Washington, D.C. – Last week, Congressman John Curtis (UT-03) and Congresswoman Pramila Jayapal (WA-07) introduced a bipartisan bill aimed at combatting gun suicides. The Preventing Suicide Through Voluntary Firearm Purchase Delay Act would curb gun suicides by allowing people to voluntarily enroll themselves onto a “do not sell” list, preventing them from purchasing a gun later on to harm themselves or others should they experience a mental health emergency. This legislation is modeled after similar legislation implemented in many states—including Utah.
“I deeply regret that many feel the only way out of a difficult situation is to take their own life. It takes incredible courage by those experiencing a mental health emergency to recognize the danger they pose to themselves, particularly if they have access to a firearm during this time,” said Rep. Curtis. “Utah has a successful law on the books to allow individuals to voluntarily and temporarily surrender firearms during difficult times, I believe this same program could help those in other states as well.”
“We are losing thousands of people every year to gun suicide. That’s thousands of people who thought they had no way out, who were suffering. We can and must solve for this public health crisis which has taken so many lives,” said Rep. Jayapal. “The odds of successfully committing suicide are 140 times greater when there is a gun. Comprehensively addressing the gun violence epidemic in our country means ending gun suicides too. In Washington, where more than 75% of gun deaths are suicides, I’m proud that my home state was the first to pass a version of the bill Congressman Curtis and I are introducing today. Our bill ensures that people who are liable to hurt themselves cannot access a firearm. We are loud and steadfast in our commitment to save lives.”
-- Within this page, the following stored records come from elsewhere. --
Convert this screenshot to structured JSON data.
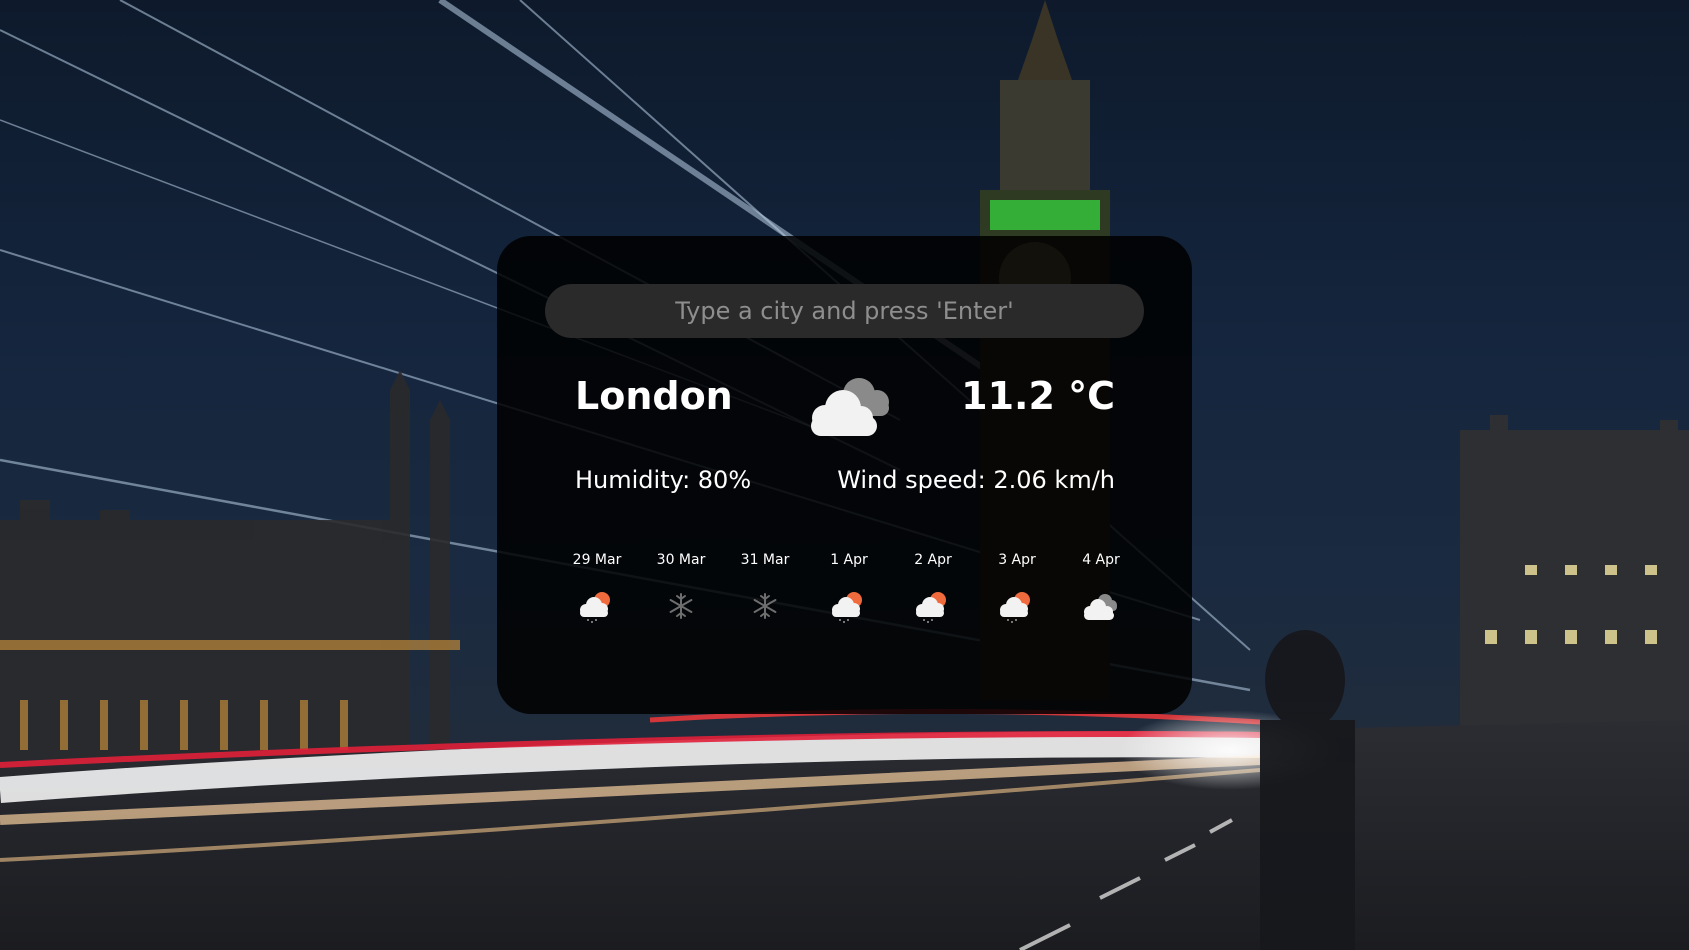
{
  "search": {
    "placeholder": "Type a city and press 'Enter'",
    "value": ""
  },
  "current": {
    "city": "London",
    "icon": "cloudy-icon",
    "temperature": "11.2 °C",
    "humidity": "Humidity: 80%",
    "wind": "Wind speed: 2.06 km/h"
  },
  "forecast": [
    {
      "date": "29 Mar",
      "icon": "sun-cloud-rain-icon"
    },
    {
      "date": "30 Mar",
      "icon": "snowflake-icon"
    },
    {
      "date": "31 Mar",
      "icon": "snowflake-icon"
    },
    {
      "date": "1 Apr",
      "icon": "sun-cloud-rain-icon"
    },
    {
      "date": "2 Apr",
      "icon": "sun-cloud-rain-icon"
    },
    {
      "date": "3 Apr",
      "icon": "sun-cloud-rain-icon"
    },
    {
      "date": "4 Apr",
      "icon": "cloudy-icon"
    }
  ],
  "colors": {
    "card_background": "#000000",
    "search_background": "#2a2a2a",
    "text": "#ffffff",
    "placeholder": "#8e8e8e",
    "sun": "#ef6a3c"
  }
}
Nearly 24,000 people die by gun suicide in America every year and six out of ten gun deaths in the U.S. are suicide. The Preventing Suicide Through Voluntary Firearm Purchase Delay Act aims to decrease that number by allowing people to voluntarily enroll themselves onto a voluntary firearm purchase delay list for firearms, a mechanism that 46% of people at high risk of suicide at the University of Alabama Medical Center indicated they would use. The bill would ensure that if an enrolled person later experiences a mental health emergency, they would be unable to purchase a firearm. This service could be implemented in care plans for people experiencing mental illness, as well as in other settings where access to this service could be beneficial, including in schools.